Kinesio taping is a therapeutic technique that involves the application of a stretchy, adhesive tape to the skin in specific places and directions. It was developed by Dr. Kenzo Kase, a Japanese chiropractor, in the 1970s and has gained popularity among athletes, physical therapists, and other healthcare professionals.
The Kinesio tape is made of cotton or synthetic fibers and is designed to mimic the elasticity of human skin. It can be applied in various shapes and patterns depending on the specific needs of the individual. Many tapes are hypoallergenic, breathable, and water-resistant, allowing them to be worn for several days at a time.
It aims to support muscles and joints without restricting movement. The elasticity of the tape allows for a full range of motion, which can be beneficial for athletes or individuals recovering from injuries. It has been used for musculoskeletal and neurological conditions, such as sprains, strains, muscle imbalances, and postural issues. It is thought to help reduce pain and inflammation by lifting the skin, which may increase blood flow and lymphatic drainage in the affected area. In Sports Massage, we sometimes use it to promote healthy lymph flow for this reason, with reported beneficial effects.
A benefit of Kinesio taping is its non-invasive nature. It does not require the use of medications or invasive procedures, making it a relatively safe and conservative treatment option. It is also versatile and can be used in conjunction with other treatments or modalities as part of a comprehensive rehabilitation or performance enhancement program.
It can be applied to various body parts, including the shoulders, knees, ankles, wrists, and back, to provide support, stability, and proprioceptive feedback during physical activities.
However, there are also some considerations and limitations of Kinesio taping. Systematic reviews suggestes that there currently is insufficient evidence to support it's efficacy (Csapo and Alegre 2015; Lau and Cheng 2019; Morris et al., 2013; Mostafavifar et al., 2012; RamirezVelez et al. 2019). However, some studies, such as Umay-Altaş et al, (2023) have found significant effects of kinesio taping, though this depended on how it was applied.
We have found that the quality of the Kinesio Tape that we have used does make a difference. For example, low quality tapes might not last long on the skin and in some cases can cause irritation on the skin. Higher quality tapes are kinder on the skin and last longer. Here are a couple of examples of kinesio tapes that we use in our clinic and found them to be both cost-effective and of high quality.

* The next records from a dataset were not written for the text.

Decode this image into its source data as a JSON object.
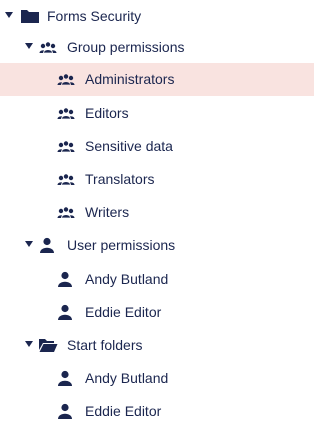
{
  "tree": {
    "root": {
      "label": "Forms Security",
      "icon": "folder-icon"
    },
    "group_permissions": {
      "label": "Group permissions",
      "icon": "users-icon",
      "items": [
        {
          "label": "Administrators",
          "icon": "users-icon",
          "selected": true
        },
        {
          "label": "Editors",
          "icon": "users-icon"
        },
        {
          "label": "Sensitive data",
          "icon": "users-icon"
        },
        {
          "label": "Translators",
          "icon": "users-icon"
        },
        {
          "label": "Writers",
          "icon": "users-icon"
        }
      ]
    },
    "user_permissions": {
      "label": "User permissions",
      "icon": "user-icon",
      "items": [
        {
          "label": "Andy Butland",
          "icon": "user-icon"
        },
        {
          "label": "Eddie Editor",
          "icon": "user-icon"
        }
      ]
    },
    "start_folders": {
      "label": "Start folders",
      "icon": "folder-open-icon",
      "items": [
        {
          "label": "Andy Butland",
          "icon": "user-icon"
        },
        {
          "label": "Eddie Editor",
          "icon": "user-icon"
        }
      ]
    }
  },
  "colors": {
    "text": "#1b264f",
    "icon": "#1b264f",
    "selected_background": "#f9e3e0"
  }
}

In conclusion, Kinesio taping could be worth trying in some instances with the correct application. Evidence does vary, however it does have the benefits of non-invasiveness, and versatility, so it could be beneficial to consider it as part of an overall treatment plan to see if it works for you.